_EXTRACTED RECORDS_.
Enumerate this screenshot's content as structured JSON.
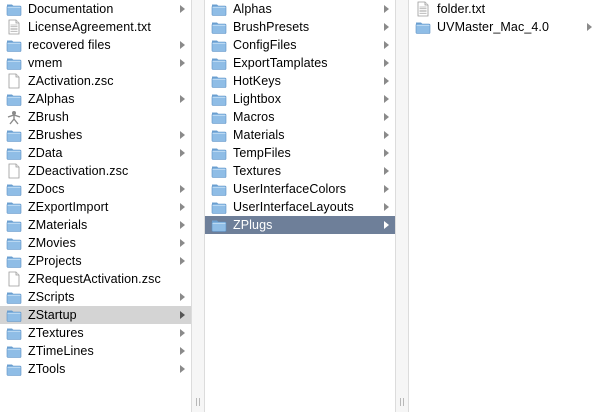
{
  "columns": [
    {
      "selected_index": 17,
      "selected_style": "gray",
      "items": [
        {
          "label": "Documentation",
          "icon": "folder-icon",
          "has_children": true
        },
        {
          "label": "LicenseAgreement.txt",
          "icon": "text-document-icon",
          "has_children": false
        },
        {
          "label": "recovered files",
          "icon": "folder-icon",
          "has_children": true
        },
        {
          "label": "vmem",
          "icon": "folder-icon",
          "has_children": true
        },
        {
          "label": "ZActivation.zsc",
          "icon": "document-icon",
          "has_children": false
        },
        {
          "label": "ZAlphas",
          "icon": "folder-icon",
          "has_children": true
        },
        {
          "label": "ZBrush",
          "icon": "zbrush-app-icon",
          "has_children": false
        },
        {
          "label": "ZBrushes",
          "icon": "folder-icon",
          "has_children": true
        },
        {
          "label": "ZData",
          "icon": "folder-icon",
          "has_children": true
        },
        {
          "label": "ZDeactivation.zsc",
          "icon": "document-icon",
          "has_children": false
        },
        {
          "label": "ZDocs",
          "icon": "folder-icon",
          "has_children": true
        },
        {
          "label": "ZExportImport",
          "icon": "folder-icon",
          "has_children": true
        },
        {
          "label": "ZMaterials",
          "icon": "folder-icon",
          "has_children": true
        },
        {
          "label": "ZMovies",
          "icon": "folder-icon",
          "has_children": true
        },
        {
          "label": "ZProjects",
          "icon": "folder-icon",
          "has_children": true
        },
        {
          "label": "ZRequestActivation.zsc",
          "icon": "document-icon",
          "has_children": false
        },
        {
          "label": "ZScripts",
          "icon": "folder-icon",
          "has_children": true
        },
        {
          "label": "ZStartup",
          "icon": "folder-icon",
          "has_children": true
        },
        {
          "label": "ZTextures",
          "icon": "folder-icon",
          "has_children": true
        },
        {
          "label": "ZTimeLines",
          "icon": "folder-icon",
          "has_children": true
        },
        {
          "label": "ZTools",
          "icon": "folder-icon",
          "has_children": true
        }
      ]
    },
    {
      "selected_index": 12,
      "selected_style": "blue",
      "items": [
        {
          "label": "Alphas",
          "icon": "folder-icon",
          "has_children": true
        },
        {
          "label": "BrushPresets",
          "icon": "folder-icon",
          "has_children": true
        },
        {
          "label": "ConfigFiles",
          "icon": "folder-icon",
          "has_children": true
        },
        {
          "label": "ExportTamplates",
          "icon": "folder-icon",
          "has_children": true
        },
        {
          "label": "HotKeys",
          "icon": "folder-icon",
          "has_children": true
        },
        {
          "label": "Lightbox",
          "icon": "folder-icon",
          "has_children": true
        },
        {
          "label": "Macros",
          "icon": "folder-icon",
          "has_children": true
        },
        {
          "label": "Materials",
          "icon": "folder-icon",
          "has_children": true
        },
        {
          "label": "TempFiles",
          "icon": "folder-icon",
          "has_children": true
        },
        {
          "label": "Textures",
          "icon": "folder-icon",
          "has_children": true
        },
        {
          "label": "UserInterfaceColors",
          "icon": "folder-icon",
          "has_children": true
        },
        {
          "label": "UserInterfaceLayouts",
          "icon": "folder-icon",
          "has_children": true
        },
        {
          "label": "ZPlugs",
          "icon": "folder-icon",
          "has_children": true
        }
      ]
    },
    {
      "selected_index": -1,
      "selected_style": "none",
      "items": [
        {
          "label": "folder.txt",
          "icon": "text-document-icon",
          "has_children": false
        },
        {
          "label": "UVMaster_Mac_4.0",
          "icon": "folder-icon",
          "has_children": true
        }
      ]
    }
  ],
  "colors": {
    "folder_body": "#8fbde6",
    "folder_tab": "#6fa3d3",
    "selection_gray": "#d4d4d4",
    "selection_blue": "#6e7f99"
  }
}
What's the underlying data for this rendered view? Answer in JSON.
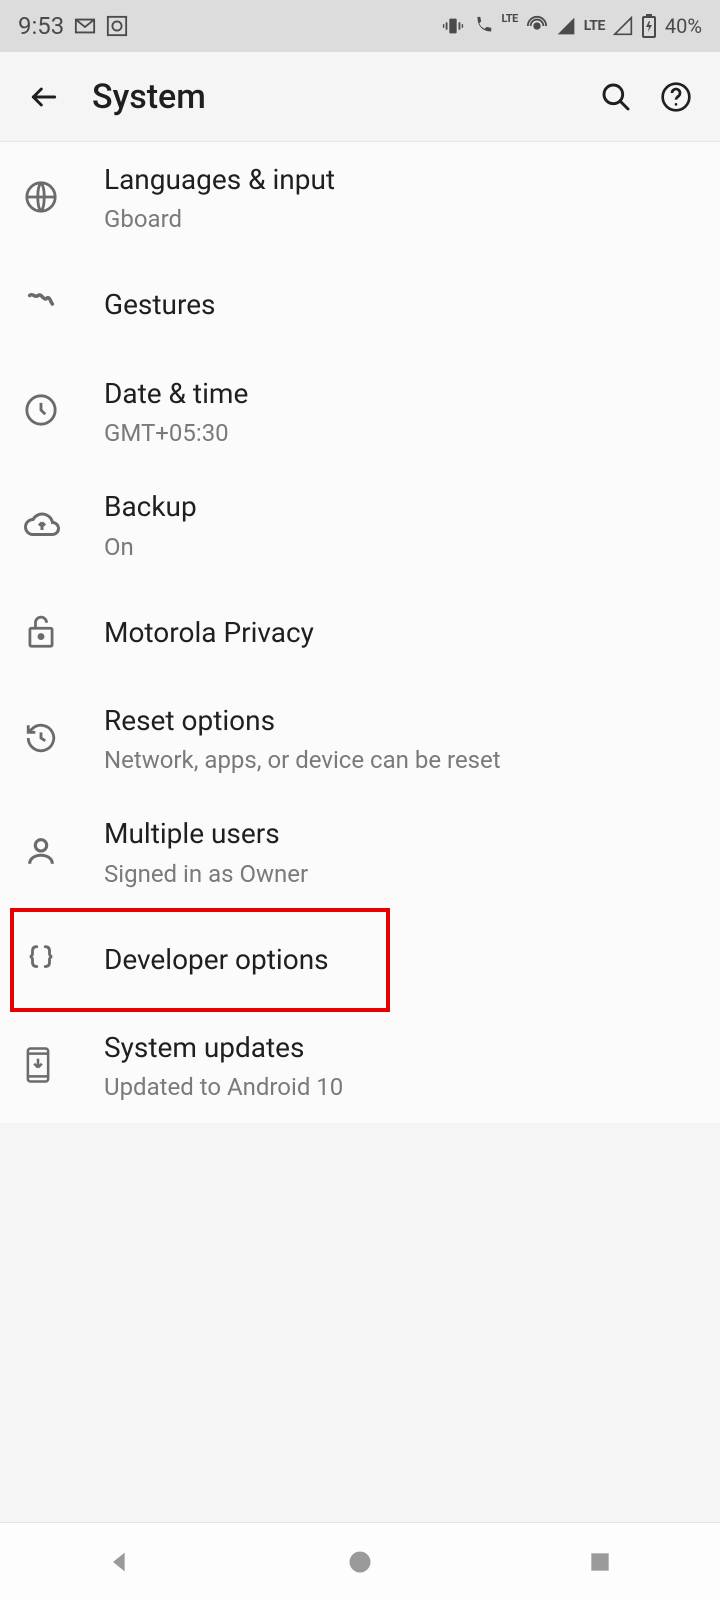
{
  "status": {
    "time": "9:53",
    "battery": "40%",
    "lte": "LTE"
  },
  "header": {
    "title": "System"
  },
  "items": [
    {
      "title": "Languages & input",
      "sub": "Gboard"
    },
    {
      "title": "Gestures",
      "sub": ""
    },
    {
      "title": "Date & time",
      "sub": "GMT+05:30"
    },
    {
      "title": "Backup",
      "sub": "On"
    },
    {
      "title": "Motorola Privacy",
      "sub": ""
    },
    {
      "title": "Reset options",
      "sub": "Network, apps, or device can be reset"
    },
    {
      "title": "Multiple users",
      "sub": "Signed in as Owner"
    },
    {
      "title": "Developer options",
      "sub": ""
    },
    {
      "title": "System updates",
      "sub": "Updated to Android 10"
    }
  ],
  "highlight_index": 7
}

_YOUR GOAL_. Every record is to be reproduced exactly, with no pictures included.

_RESULT_.
Enumerate this screenshot's content as structured JSON.
{
  "columns": [
    {
      "selected_index": 17,
      "selected_style": "gray",
      "items": [
        {
          "label": "Documentation",
          "icon": "folder-icon",
          "has_children": true
        },
        {
          "label": "LicenseAgreement.txt",
          "icon": "text-document-icon",
          "has_children": false
        },
        {
          "label": "recovered files",
          "icon": "folder-icon",
          "has_children": true
        },
        {
          "label": "vmem",
          "icon": "folder-icon",
          "has_children": true
        },
        {
          "label": "ZActivation.zsc",
          "icon": "document-icon",
          "has_children": false
        },
        {
          "label": "ZAlphas",
          "icon": "folder-icon",
          "has_children": true
        },
        {
          "label": "ZBrush",
          "icon": "zbrush-app-icon",
          "has_children": false
        },
        {
          "label": "ZBrushes",
          "icon": "folder-icon",
          "has_children": true
        },
        {
          "label": "ZData",
          "icon": "folder-icon",
          "has_children": true
        },
        {
          "label": "ZDeactivation.zsc",
          "icon": "document-icon",
          "has_children": false
        },
        {
          "label": "ZDocs",
          "icon": "folder-icon",
          "has_children": true
        },
        {
          "label": "ZExportImport",
          "icon": "folder-icon",
          "has_children": true
        },
        {
          "label": "ZMaterials",
          "icon": "folder-icon",
          "has_children": true
        },
        {
          "label": "ZMovies",
          "icon": "folder-icon",
          "has_children": true
        },
        {
          "label": "ZProjects",
          "icon": "folder-icon",
          "has_children": true
        },
        {
          "label": "ZRequestActivation.zsc",
          "icon": "document-icon",
          "has_children": false
        },
        {
          "label": "ZScripts",
          "icon": "folder-icon",
          "has_children": true
        },
        {
          "label": "ZStartup",
          "icon": "folder-icon",
          "has_children": true
        },
        {
          "label": "ZTextures",
          "icon": "folder-icon",
          "has_children": true
        },
        {
          "label": "ZTimeLines",
          "icon": "folder-icon",
          "has_children": true
        },
        {
          "label": "ZTools",
          "icon": "folder-icon",
          "has_children": true
        }
      ]
    },
    {
      "selected_index": 12,
      "selected_style": "blue",
      "items": [
        {
          "label": "Alphas",
          "icon": "folder-icon",
          "has_children": true
        },
        {
          "label": "BrushPresets",
          "icon": "folder-icon",
          "has_children": true
        },
        {
          "label": "ConfigFiles",
          "icon": "folder-icon",
          "has_children": true
        },
        {
          "label": "ExportTamplates",
          "icon": "folder-icon",
          "has_children": true
        },
        {
          "label": "HotKeys",
          "icon": "folder-icon",
          "has_children": true
        },
        {
          "label": "Lightbox",
          "icon": "folder-icon",
          "has_children": true
        },
        {
          "label": "Macros",
          "icon": "folder-icon",
          "has_children": true
        },
        {
          "label": "Materials",
          "icon": "folder-icon",
          "has_children": true
        },
        {
          "label": "TempFiles",
          "icon": "folder-icon",
          "has_children": true
        },
        {
          "label": "Textures",
          "icon": "folder-icon",
          "has_children": true
        },
        {
          "label": "UserInterfaceColors",
          "icon": "folder-icon",
          "has_children": true
        },
        {
          "label": "UserInterfaceLayouts",
          "icon": "folder-icon",
          "has_children": true
        },
        {
          "label": "ZPlugs",
          "icon": "folder-icon",
          "has_children": true
        }
      ]
    },
    {
      "selected_index": -1,
      "selected_style": "none",
      "items": [
        {
          "label": "folder.txt",
          "icon": "text-document-icon",
          "has_children": false
        },
        {
          "label": "UVMaster_Mac_4.0",
          "icon": "folder-icon",
          "has_children": true
        }
      ]
    }
  ],
  "colors": {
    "folder_body": "#8fbde6",
    "folder_tab": "#6fa3d3",
    "selection_gray": "#d4d4d4",
    "selection_blue": "#6e7f99"
  }
}
What's the underlying data for this rendered view? Answer in JSON.
{
  "status": {
    "time": "9:53",
    "battery": "40%",
    "lte": "LTE"
  },
  "header": {
    "title": "System"
  },
  "items": [
    {
      "title": "Languages & input",
      "sub": "Gboard"
    },
    {
      "title": "Gestures",
      "sub": ""
    },
    {
      "title": "Date & time",
      "sub": "GMT+05:30"
    },
    {
      "title": "Backup",
      "sub": "On"
    },
    {
      "title": "Motorola Privacy",
      "sub": ""
    },
    {
      "title": "Reset options",
      "sub": "Network, apps, or device can be reset"
    },
    {
      "title": "Multiple users",
      "sub": "Signed in as Owner"
    },
    {
      "title": "Developer options",
      "sub": ""
    },
    {
      "title": "System updates",
      "sub": "Updated to Android 10"
    }
  ],
  "highlight_index": 7
}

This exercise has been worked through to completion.